*** INFORMATION GIVEN

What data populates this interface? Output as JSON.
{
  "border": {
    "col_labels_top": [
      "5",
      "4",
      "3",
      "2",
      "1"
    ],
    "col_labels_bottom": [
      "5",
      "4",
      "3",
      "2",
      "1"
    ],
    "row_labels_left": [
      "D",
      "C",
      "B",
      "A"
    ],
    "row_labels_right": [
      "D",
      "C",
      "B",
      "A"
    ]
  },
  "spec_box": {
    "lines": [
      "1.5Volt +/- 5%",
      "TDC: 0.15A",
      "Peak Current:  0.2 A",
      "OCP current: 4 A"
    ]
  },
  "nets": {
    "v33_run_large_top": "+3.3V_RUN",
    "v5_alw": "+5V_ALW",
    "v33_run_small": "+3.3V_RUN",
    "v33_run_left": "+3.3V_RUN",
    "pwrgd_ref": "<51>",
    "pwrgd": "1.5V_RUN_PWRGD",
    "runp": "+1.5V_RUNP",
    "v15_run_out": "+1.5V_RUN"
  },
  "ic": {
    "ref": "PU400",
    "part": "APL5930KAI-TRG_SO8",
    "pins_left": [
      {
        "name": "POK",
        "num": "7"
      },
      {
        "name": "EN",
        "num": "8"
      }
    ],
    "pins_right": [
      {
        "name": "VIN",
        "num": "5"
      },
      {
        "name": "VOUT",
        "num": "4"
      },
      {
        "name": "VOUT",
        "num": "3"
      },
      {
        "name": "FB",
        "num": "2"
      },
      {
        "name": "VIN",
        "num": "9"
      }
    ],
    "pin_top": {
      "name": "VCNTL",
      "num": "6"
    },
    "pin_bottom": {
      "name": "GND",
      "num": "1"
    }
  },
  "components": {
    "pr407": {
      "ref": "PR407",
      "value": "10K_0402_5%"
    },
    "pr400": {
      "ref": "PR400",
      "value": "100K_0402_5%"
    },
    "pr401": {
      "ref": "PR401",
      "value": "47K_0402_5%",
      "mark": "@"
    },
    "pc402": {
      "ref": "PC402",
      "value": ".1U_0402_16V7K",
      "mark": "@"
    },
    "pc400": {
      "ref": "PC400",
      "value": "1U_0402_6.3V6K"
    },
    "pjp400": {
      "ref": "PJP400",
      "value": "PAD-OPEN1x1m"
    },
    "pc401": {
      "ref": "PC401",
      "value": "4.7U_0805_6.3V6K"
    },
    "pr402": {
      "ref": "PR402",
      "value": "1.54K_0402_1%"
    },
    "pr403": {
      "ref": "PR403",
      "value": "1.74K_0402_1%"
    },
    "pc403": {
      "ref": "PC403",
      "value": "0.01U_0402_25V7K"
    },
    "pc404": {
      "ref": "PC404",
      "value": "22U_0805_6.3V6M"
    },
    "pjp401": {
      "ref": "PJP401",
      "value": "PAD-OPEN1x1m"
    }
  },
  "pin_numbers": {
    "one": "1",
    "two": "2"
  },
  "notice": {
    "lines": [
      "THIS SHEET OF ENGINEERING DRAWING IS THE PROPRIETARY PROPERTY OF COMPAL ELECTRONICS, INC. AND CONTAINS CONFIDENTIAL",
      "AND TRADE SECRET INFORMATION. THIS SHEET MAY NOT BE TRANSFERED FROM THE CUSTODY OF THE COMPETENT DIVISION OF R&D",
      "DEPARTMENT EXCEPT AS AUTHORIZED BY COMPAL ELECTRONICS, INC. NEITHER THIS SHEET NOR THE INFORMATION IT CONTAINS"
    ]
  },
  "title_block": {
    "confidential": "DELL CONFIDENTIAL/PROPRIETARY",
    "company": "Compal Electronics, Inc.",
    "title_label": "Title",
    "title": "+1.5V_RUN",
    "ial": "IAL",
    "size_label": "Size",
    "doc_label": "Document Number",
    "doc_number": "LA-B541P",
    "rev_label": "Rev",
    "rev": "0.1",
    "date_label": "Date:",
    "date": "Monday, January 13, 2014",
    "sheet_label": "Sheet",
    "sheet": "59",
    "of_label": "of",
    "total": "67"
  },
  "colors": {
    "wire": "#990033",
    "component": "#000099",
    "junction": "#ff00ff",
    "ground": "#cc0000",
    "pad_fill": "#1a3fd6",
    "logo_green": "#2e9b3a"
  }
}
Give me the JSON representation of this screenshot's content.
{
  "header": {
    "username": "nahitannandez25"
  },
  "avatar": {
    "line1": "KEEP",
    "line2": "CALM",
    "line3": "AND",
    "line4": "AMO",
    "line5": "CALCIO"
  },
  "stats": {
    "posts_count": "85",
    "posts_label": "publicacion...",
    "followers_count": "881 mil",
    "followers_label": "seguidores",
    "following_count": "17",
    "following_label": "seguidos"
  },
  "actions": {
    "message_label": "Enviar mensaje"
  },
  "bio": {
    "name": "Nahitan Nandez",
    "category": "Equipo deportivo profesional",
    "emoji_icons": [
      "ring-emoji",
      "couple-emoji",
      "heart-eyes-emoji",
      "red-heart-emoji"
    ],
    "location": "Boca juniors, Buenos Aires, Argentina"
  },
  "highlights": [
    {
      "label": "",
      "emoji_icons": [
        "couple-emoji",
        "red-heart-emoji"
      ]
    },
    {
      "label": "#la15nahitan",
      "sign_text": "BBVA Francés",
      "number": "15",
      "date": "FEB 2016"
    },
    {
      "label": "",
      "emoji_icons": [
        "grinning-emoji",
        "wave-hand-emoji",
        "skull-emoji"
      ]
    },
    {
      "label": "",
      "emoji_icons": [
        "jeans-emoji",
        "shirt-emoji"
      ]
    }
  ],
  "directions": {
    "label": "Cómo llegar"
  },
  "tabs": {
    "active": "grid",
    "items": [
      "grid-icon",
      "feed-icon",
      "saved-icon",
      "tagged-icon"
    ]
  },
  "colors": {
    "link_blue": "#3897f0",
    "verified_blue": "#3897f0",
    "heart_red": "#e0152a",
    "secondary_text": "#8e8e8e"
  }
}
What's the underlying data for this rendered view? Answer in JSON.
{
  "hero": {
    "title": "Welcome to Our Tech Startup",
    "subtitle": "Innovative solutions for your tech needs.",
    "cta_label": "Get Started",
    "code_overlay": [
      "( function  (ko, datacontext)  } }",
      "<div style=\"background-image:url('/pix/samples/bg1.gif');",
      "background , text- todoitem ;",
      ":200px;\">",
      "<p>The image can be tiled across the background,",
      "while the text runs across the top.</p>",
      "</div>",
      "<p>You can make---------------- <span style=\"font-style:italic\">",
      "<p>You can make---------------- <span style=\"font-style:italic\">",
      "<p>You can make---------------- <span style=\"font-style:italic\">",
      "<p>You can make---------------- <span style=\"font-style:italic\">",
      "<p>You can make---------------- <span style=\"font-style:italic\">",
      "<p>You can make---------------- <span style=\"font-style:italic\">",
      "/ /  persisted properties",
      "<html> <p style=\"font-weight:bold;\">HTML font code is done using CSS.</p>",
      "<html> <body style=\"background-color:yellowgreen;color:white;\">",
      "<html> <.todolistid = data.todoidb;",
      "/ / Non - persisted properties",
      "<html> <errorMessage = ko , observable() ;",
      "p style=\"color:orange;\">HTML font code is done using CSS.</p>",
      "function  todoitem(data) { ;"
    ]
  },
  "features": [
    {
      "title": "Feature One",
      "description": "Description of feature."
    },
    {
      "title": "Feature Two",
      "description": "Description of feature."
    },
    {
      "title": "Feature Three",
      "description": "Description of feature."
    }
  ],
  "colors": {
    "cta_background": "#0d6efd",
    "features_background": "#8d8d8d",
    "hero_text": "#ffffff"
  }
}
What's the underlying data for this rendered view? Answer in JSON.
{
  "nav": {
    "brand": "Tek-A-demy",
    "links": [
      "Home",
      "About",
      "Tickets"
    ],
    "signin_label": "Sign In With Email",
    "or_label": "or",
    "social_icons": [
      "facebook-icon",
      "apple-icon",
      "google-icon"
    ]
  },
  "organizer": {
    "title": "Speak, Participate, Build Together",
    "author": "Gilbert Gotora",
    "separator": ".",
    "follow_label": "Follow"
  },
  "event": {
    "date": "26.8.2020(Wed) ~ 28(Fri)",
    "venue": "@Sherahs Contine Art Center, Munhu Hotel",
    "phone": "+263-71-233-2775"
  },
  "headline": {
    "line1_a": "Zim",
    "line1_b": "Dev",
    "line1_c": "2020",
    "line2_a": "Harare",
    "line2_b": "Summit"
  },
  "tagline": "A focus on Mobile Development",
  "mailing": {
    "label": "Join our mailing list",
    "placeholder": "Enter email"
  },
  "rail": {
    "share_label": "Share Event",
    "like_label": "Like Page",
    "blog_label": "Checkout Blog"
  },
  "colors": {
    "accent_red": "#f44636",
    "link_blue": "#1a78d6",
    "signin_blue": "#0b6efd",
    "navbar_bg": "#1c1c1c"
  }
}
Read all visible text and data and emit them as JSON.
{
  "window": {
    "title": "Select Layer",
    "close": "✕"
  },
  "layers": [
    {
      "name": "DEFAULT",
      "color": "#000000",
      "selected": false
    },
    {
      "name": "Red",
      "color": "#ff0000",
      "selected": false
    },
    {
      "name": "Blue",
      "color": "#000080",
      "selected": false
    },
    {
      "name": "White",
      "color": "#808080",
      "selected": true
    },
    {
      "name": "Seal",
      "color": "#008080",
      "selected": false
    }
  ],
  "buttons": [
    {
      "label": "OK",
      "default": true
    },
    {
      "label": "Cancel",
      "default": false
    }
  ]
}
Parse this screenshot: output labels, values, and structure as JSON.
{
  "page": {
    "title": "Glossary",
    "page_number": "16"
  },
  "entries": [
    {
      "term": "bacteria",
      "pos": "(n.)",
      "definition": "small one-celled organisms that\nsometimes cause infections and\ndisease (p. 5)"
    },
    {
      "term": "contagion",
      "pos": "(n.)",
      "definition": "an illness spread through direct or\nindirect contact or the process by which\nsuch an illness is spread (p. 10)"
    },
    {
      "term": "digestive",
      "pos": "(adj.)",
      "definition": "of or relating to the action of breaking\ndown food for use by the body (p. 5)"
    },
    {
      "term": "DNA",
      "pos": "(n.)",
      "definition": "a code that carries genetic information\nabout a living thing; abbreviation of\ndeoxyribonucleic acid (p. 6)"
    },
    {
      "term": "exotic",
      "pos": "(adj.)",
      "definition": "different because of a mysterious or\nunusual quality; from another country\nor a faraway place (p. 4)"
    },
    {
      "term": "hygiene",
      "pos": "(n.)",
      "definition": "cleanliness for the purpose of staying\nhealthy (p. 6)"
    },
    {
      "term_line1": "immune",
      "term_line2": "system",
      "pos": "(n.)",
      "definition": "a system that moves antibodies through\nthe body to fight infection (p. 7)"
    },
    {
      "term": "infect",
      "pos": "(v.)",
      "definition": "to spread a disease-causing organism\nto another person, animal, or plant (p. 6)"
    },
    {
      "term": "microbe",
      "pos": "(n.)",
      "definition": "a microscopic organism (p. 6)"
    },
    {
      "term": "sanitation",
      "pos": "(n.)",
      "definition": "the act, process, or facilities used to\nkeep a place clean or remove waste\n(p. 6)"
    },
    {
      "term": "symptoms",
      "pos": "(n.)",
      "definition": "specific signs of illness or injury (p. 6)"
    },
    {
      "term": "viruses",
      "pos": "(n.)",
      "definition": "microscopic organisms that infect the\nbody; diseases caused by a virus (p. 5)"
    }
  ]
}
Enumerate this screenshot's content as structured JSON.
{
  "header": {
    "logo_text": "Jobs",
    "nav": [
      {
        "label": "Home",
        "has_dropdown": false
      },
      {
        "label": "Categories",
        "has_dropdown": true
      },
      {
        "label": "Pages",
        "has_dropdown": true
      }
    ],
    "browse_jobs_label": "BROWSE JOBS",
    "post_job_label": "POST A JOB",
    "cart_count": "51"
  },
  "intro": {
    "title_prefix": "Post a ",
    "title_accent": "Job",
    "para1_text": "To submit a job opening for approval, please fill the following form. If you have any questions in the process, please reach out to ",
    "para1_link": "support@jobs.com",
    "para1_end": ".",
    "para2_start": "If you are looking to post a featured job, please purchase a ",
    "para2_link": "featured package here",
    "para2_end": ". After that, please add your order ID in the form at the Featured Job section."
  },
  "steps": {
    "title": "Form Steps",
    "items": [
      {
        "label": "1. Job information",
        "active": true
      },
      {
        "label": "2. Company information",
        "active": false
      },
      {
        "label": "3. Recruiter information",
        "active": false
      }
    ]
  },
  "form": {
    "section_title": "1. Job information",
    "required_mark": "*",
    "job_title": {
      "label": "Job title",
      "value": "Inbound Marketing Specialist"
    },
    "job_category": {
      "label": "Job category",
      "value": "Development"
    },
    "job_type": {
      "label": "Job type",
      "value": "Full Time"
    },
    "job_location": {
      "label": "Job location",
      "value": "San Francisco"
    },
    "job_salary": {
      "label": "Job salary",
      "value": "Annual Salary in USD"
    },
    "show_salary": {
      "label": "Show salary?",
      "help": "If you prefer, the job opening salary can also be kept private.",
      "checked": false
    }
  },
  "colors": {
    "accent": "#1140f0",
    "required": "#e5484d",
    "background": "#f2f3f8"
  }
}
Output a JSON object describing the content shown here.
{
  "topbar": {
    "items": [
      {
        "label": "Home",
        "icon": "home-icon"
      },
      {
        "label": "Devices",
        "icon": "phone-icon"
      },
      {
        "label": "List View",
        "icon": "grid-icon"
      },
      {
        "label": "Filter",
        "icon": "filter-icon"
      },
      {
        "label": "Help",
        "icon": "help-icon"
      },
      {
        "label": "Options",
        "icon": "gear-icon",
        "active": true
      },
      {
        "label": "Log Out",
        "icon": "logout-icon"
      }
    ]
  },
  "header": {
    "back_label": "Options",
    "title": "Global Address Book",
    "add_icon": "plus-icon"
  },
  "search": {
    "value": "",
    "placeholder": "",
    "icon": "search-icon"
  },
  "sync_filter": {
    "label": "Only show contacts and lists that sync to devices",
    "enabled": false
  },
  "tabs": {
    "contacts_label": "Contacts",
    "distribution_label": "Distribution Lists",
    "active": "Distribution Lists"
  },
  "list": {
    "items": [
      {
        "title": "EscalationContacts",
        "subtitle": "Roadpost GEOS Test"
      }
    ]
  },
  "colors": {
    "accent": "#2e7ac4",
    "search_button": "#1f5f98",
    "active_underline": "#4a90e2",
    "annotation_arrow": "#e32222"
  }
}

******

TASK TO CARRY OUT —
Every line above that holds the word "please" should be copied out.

ANSWER FOR THIS EXERCISE —
    "para1_text": "To submit a job opening for approval, please fill the following form. If you have any questions in the process, please reach out to ",
    "para2_start": "If you are looking to post a featured job, please purchase a ",
    "para2_end": ". After that, please add your order ID in the form at the Featured Job section."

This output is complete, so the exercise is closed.